**A note on running WRF executables: much like with WPS, the real.exe and wrf.exe programs should be submitted as batch jobs on the Cheyenne supercomputer. I have included example job scripts in the test/em_real directory: runcheyenne_real.sh and runcheyenne_wrf.sh for real.exe and wrf.exe, respectively. Again, be sure to set the following line to reflect your Cheyenne project_code to which you would like to charge core hours:

#PBS -A project_code


3a) Configuring the simulation using namelist.input

We have a few steps before we run our C34 WRF-Fire case. First, we need to navigate into the WRF/test/em_real directory. The key file here is namelist.input. Similar to WPS, this is the file that you will use to tell WRF about your model configuration. For our case study of the C34 fire, I’ve created a namelist file called namelist.input.c34; copy that file to namelist.input:

cp namelist.input.c34 namelist.input

Often it is easier to have both your namelist.wps and namelist.input files open since it is necessary to have consistent information in each. For example, make certain the grid sizes, times, etc. match!

Before we can run WRF, we need to first link to the met_em* grids that we created in the WPS directory. The link is simple; in your test/em_real directory, just type:

ln -sf ../../../WPS/met_em* .

and you should see the soft linked files in your directory. Again, for both the inner (d01) and outer (d02) domains, there should be 7 different met_em* files (one for each hour of our simulation).


3b) Running real.exe

The next step is to run the program real.exe. This program vertically interpolates the meteorological fields from the met_em* files to the WRF vertical levels, and it is the final step before running WRF. To run real.exe, type:

qsub runcheyenne_real.sh

Information will print out to the rsl.out.* files. After successful completion, you should see three files: wrfinput_d01, wrfinput_d02 and wrfbdy_d01.


3c) Running wrf.exe
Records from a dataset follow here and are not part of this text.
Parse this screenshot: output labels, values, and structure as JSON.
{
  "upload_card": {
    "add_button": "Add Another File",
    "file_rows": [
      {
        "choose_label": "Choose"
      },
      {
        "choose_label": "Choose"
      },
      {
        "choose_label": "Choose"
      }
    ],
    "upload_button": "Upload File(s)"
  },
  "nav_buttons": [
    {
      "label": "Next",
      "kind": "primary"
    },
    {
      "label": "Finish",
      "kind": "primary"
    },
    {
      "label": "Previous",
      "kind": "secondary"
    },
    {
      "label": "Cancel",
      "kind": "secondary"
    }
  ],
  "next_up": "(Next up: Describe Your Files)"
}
The example simulation that has been prepared will initiate a fire from a point ignition. This is controlled via options in the &fire section of the namelist.input file. Beginning a fire from a perimeter is also possible; however, this process is a bit more involved, as it requires downloading and processing the GIS perimeter files, and modifying the wrfinput.d02 file for WRF. Future information on how to initiate a fire from a perimeter is coming – please stay tuned!

Now you are ready to run a WRF-Fire simulation! Simply submit a batch job for wrf.exe:

qsub runcheyenne_wrf.sh

The simulation should take about 30 minutes of wall clock time before the fire hits the domain boundary.

For more in-depth instruction, sign up for our VIRTUAL TUTORIAL.


Please direct questions/comments about this page to:

Branko Kosovic

Director, Weather Systems Assessment Program